Your reply should be the complete data, reproduced exactly.

[Entries from a dataset of interfaces]

====

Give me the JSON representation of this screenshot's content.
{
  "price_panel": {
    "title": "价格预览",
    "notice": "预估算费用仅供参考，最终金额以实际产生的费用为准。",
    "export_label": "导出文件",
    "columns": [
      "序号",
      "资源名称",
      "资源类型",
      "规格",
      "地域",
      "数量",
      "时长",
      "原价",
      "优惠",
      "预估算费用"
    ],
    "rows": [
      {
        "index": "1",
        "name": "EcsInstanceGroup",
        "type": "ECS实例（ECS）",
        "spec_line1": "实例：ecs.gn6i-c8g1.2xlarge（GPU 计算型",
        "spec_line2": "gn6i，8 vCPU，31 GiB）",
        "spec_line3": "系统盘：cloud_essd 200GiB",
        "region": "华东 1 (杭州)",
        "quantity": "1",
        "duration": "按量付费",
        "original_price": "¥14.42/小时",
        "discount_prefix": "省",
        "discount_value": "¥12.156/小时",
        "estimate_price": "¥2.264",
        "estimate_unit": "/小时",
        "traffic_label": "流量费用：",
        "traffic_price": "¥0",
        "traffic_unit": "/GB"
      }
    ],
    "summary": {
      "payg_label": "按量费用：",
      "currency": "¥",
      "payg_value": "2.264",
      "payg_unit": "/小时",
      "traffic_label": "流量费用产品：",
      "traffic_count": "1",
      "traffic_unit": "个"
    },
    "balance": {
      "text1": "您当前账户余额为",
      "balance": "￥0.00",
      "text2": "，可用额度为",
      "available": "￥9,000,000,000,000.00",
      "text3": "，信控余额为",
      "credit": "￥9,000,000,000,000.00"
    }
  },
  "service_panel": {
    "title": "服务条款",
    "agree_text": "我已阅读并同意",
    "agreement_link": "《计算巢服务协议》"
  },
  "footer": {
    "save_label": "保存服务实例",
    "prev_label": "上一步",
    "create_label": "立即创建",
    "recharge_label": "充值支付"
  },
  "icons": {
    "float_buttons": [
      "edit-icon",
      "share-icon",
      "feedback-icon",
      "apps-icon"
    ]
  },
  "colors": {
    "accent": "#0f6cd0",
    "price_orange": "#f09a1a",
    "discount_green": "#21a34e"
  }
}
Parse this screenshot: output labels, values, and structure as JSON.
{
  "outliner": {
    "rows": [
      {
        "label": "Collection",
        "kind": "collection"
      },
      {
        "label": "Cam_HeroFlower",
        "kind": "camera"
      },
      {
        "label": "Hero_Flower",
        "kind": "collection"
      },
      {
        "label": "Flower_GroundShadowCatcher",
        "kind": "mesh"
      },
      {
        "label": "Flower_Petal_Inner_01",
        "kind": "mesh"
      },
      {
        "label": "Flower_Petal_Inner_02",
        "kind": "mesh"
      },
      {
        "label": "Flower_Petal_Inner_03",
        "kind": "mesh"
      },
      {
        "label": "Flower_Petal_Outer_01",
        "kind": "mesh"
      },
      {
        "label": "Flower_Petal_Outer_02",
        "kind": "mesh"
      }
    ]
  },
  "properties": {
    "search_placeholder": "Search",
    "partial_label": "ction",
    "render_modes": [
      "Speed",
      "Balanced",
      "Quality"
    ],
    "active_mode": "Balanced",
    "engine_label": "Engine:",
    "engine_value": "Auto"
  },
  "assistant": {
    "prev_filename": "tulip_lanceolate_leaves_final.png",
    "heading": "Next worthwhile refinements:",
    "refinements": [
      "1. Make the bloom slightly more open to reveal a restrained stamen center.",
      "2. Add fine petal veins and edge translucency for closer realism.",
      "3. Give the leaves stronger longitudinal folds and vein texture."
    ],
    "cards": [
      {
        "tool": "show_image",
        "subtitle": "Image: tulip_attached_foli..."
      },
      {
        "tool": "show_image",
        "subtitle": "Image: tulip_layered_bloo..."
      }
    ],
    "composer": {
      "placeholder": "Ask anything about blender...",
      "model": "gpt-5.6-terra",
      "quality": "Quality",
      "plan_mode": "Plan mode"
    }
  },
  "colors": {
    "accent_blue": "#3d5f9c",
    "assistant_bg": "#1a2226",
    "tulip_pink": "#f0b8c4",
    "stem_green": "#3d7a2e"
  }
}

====

→ **Your response**:
Give me the JSON representation of this screenshot's content.
{
  "price_panel": {
    "title": "价格预览",
    "notice": "预估算费用仅供参考，最终金额以实际产生的费用为准。",
    "export_label": "导出文件",
    "columns": [
      "序号",
      "资源名称",
      "资源类型",
      "规格",
      "地域",
      "数量",
      "时长",
      "原价",
      "优惠",
      "预估算费用"
    ],
    "rows": [
      {
        "index": "1",
        "name": "EcsInstanceGroup",
        "type": "ECS实例（ECS）",
        "spec_line1": "实例：ecs.gn6i-c8g1.2xlarge（GPU 计算型",
        "spec_line2": "gn6i，8 vCPU，31 GiB）",
        "spec_line3": "系统盘：cloud_essd 200GiB",
        "region": "华东 1 (杭州)",
        "quantity": "1",
        "duration": "按量付费",
        "original_price": "¥14.42/小时",
        "discount_prefix": "省",
        "discount_value": "¥12.156/小时",
        "estimate_price": "¥2.264",
        "estimate_unit": "/小时",
        "traffic_label": "流量费用：",
        "traffic_price": "¥0",
        "traffic_unit": "/GB"
      }
    ],
    "summary": {
      "payg_label": "按量费用：",
      "currency": "¥",
      "payg_value": "2.264",
      "payg_unit": "/小时",
      "traffic_label": "流量费用产品：",
      "traffic_count": "1",
      "traffic_unit": "个"
    },
    "balance": {
      "text1": "您当前账户余额为",
      "balance": "￥0.00",
      "text2": "，可用额度为",
      "available": "￥9,000,000,000,000.00",
      "text3": "，信控余额为",
      "credit": "￥9,000,000,000,000.00"
    }
  },
  "service_panel": {
    "title": "服务条款",
    "agree_text": "我已阅读并同意",
    "agreement_link": "《计算巢服务协议》"
  },
  "footer": {
    "save_label": "保存服务实例",
    "prev_label": "上一步",
    "create_label": "立即创建",
    "recharge_label": "充值支付"
  },
  "icons": {
    "float_buttons": [
      "edit-icon",
      "share-icon",
      "feedback-icon",
      "apps-icon"
    ]
  },
  "colors": {
    "accent": "#0f6cd0",
    "price_orange": "#f09a1a",
    "discount_green": "#21a34e"
  }
}
Parse this screenshot: output labels, values, and structure as JSON.
{
  "outliner": {
    "rows": [
      {
        "label": "Collection",
        "kind": "collection"
      },
      {
        "label": "Cam_HeroFlower",
        "kind": "camera"
      },
      {
        "label": "Hero_Flower",
        "kind": "collection"
      },
      {
        "label": "Flower_GroundShadowCatcher",
        "kind": "mesh"
      },
      {
        "label": "Flower_Petal_Inner_01",
        "kind": "mesh"
      },
      {
        "label": "Flower_Petal_Inner_02",
        "kind": "mesh"
      },
      {
        "label": "Flower_Petal_Inner_03",
        "kind": "mesh"
      },
      {
        "label": "Flower_Petal_Outer_01",
        "kind": "mesh"
      },
      {
        "label": "Flower_Petal_Outer_02",
        "kind": "mesh"
      }
    ]
  },
  "properties": {
    "search_placeholder": "Search",
    "partial_label": "ction",
    "render_modes": [
      "Speed",
      "Balanced",
      "Quality"
    ],
    "active_mode": "Balanced",
    "engine_label": "Engine:",
    "engine_value": "Auto"
  },
  "assistant": {
    "prev_filename": "tulip_lanceolate_leaves_final.png",
    "heading": "Next worthwhile refinements:",
    "refinements": [
      "1. Make the bloom slightly more open to reveal a restrained stamen center.",
      "2. Add fine petal veins and edge translucency for closer realism.",
      "3. Give the leaves stronger longitudinal folds and vein texture."
    ],
    "cards": [
      {
        "tool": "show_image",
        "subtitle": "Image: tulip_attached_foli..."
      },
      {
        "tool": "show_image",
        "subtitle": "Image: tulip_layered_bloo..."
      }
    ],
    "composer": {
      "placeholder": "Ask anything about blender...",
      "model": "gpt-5.6-terra",
      "quality": "Quality",
      "plan_mode": "Plan mode"
    }
  },
  "colors": {
    "accent_blue": "#3d5f9c",
    "assistant_bg": "#1a2226",
    "tulip_pink": "#f0b8c4",
    "stem_green": "#3d7a2e"
  }
}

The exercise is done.